Only the lines from the one containing "Read all visible content and emit it as JSON." to the end of the entries should be written out, each exactly as it stands, both ends included.

**Entries supplied**:

____

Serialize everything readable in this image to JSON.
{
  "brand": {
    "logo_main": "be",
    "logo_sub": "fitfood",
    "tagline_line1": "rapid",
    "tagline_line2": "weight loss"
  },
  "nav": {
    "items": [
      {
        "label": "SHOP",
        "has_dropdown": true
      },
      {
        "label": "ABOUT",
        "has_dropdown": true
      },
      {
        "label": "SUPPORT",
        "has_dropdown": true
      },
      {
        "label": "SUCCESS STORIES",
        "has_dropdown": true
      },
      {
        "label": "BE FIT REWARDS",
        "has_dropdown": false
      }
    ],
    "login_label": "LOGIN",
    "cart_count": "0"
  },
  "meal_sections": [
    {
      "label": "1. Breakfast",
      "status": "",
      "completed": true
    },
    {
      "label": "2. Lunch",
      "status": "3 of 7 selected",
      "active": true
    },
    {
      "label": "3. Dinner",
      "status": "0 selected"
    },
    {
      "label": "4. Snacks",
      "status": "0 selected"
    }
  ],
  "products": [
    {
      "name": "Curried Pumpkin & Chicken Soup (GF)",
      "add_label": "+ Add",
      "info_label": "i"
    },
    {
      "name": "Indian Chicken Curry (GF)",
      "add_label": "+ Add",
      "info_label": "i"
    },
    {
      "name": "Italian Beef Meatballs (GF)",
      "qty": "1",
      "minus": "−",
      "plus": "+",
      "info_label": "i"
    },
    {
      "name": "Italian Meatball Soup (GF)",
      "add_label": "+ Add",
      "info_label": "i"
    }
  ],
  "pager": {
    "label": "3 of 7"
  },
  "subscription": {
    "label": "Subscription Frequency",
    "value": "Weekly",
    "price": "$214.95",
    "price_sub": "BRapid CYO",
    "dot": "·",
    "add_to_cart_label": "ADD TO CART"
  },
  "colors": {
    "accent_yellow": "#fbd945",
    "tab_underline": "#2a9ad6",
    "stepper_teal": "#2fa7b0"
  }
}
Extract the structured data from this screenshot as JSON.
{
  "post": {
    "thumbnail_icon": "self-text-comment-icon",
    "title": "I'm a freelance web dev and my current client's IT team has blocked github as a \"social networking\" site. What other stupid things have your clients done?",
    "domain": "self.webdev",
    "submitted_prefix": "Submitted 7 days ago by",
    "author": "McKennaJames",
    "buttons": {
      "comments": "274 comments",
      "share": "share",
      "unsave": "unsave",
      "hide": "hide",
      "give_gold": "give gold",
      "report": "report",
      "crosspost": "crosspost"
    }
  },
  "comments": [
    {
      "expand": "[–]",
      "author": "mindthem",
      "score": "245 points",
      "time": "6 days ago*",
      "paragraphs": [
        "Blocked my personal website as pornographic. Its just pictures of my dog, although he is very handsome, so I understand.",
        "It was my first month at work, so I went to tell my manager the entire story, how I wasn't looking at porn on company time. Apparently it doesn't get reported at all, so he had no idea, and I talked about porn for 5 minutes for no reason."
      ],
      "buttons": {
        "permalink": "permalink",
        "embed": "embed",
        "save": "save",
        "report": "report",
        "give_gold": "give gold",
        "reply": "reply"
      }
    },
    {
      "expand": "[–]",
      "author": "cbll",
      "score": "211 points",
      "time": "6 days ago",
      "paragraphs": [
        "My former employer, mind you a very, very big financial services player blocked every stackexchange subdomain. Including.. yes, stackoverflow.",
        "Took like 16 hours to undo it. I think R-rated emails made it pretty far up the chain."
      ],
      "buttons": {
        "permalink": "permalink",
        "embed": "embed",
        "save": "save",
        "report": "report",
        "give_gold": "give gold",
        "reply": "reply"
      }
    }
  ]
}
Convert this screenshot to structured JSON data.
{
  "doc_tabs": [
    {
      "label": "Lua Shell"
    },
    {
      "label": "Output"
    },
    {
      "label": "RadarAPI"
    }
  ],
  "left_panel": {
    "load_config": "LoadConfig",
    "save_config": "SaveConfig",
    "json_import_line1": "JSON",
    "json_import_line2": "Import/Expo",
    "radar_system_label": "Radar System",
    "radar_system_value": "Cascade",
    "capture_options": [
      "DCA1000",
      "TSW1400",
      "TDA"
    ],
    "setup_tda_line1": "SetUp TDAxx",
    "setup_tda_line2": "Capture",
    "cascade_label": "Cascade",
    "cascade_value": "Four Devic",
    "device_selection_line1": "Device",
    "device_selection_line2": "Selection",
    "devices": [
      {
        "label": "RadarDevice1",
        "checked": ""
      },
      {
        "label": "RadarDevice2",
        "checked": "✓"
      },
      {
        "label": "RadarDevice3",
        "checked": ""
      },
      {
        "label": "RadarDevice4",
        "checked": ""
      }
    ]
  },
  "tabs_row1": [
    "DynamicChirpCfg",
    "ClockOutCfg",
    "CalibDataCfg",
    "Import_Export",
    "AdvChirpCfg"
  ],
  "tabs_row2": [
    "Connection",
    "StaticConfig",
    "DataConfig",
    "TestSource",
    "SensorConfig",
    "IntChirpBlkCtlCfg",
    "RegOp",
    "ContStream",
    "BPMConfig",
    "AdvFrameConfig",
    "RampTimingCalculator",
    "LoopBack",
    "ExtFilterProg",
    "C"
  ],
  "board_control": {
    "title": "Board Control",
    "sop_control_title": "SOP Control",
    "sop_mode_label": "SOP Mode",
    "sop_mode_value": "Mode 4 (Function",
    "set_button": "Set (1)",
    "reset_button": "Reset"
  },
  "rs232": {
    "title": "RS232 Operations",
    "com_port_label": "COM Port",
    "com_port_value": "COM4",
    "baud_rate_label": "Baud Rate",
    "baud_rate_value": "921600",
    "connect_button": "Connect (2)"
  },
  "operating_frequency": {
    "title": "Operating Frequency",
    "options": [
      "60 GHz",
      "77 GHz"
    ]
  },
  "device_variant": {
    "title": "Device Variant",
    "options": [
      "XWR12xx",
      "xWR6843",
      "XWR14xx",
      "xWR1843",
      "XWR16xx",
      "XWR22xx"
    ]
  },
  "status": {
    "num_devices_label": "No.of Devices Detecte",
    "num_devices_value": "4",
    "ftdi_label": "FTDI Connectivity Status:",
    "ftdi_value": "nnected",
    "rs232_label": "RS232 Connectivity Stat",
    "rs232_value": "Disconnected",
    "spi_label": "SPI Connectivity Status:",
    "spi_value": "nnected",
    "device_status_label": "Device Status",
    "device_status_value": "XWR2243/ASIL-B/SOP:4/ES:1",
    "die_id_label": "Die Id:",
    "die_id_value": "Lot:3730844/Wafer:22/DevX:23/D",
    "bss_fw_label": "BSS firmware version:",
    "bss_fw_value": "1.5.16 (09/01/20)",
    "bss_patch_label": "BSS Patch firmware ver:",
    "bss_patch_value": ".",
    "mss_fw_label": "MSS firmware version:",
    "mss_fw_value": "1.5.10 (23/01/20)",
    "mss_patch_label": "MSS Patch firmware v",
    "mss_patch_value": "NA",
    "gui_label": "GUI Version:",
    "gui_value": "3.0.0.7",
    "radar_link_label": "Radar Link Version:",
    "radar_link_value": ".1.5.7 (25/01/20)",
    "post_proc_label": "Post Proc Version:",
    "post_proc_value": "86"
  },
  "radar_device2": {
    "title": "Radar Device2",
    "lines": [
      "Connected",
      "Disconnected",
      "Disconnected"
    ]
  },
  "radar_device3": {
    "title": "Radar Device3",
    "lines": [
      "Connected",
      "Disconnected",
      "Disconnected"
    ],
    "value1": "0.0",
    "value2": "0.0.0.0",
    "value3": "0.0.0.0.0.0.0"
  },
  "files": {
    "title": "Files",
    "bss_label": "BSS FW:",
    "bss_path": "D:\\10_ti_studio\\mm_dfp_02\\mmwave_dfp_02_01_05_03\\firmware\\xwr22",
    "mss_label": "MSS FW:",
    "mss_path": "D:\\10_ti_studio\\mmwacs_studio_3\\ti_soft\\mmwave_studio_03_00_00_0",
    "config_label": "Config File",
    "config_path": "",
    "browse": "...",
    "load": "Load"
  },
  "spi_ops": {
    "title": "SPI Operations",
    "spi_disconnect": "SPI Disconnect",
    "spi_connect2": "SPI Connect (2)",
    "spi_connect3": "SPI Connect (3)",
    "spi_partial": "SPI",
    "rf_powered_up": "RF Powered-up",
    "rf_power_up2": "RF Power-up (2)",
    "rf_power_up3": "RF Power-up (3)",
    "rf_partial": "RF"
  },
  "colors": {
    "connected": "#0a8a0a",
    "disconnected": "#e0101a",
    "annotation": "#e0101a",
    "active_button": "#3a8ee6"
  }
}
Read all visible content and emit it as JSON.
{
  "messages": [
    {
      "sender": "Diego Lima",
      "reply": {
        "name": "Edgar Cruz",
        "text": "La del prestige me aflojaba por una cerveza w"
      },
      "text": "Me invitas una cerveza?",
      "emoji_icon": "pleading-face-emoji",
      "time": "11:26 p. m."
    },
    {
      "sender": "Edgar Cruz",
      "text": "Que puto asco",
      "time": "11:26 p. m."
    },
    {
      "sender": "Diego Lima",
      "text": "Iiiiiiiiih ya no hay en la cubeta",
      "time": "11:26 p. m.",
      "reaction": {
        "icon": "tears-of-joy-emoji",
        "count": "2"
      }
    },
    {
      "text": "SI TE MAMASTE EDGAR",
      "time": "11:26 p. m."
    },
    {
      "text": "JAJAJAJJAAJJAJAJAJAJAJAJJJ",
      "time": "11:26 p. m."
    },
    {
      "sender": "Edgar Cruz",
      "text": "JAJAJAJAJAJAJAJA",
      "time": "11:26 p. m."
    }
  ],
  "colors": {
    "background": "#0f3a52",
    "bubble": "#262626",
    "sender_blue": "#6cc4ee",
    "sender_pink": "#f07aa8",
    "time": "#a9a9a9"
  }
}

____

**Result of the task**:
Read all visible content and emit it as JSON.
{
  "messages": [
    {
      "sender": "Diego Lima",
      "reply": {
        "name": "Edgar Cruz",
        "text": "La del prestige me aflojaba por una cerveza w"
      },
      "text": "Me invitas una cerveza?",
      "emoji_icon": "pleading-face-emoji",
      "time": "11:26 p. m."
    },
    {
      "sender": "Edgar Cruz",
      "text": "Que puto asco",
      "time": "11:26 p. m."
    },
    {
      "sender": "Diego Lima",
      "text": "Iiiiiiiiih ya no hay en la cubeta",
      "time": "11:26 p. m.",
      "reaction": {
        "icon": "tears-of-joy-emoji",
        "count": "2"
      }
    },
    {
      "text": "SI TE MAMASTE EDGAR",
      "time": "11:26 p. m."
    },
    {
      "text": "JAJAJAJJAAJJAJAJAJAJAJAJJJ",
      "time": "11:26 p. m."
    },
    {
      "sender": "Edgar Cruz",
      "text": "JAJAJAJAJAJAJAJA",
      "time": "11:26 p. m."
    }
  ],
  "colors": {
    "background": "#0f3a52",
    "bubble": "#262626",
    "sender_blue": "#6cc4ee",
    "sender_pink": "#f07aa8",
    "time": "#a9a9a9"
  }
}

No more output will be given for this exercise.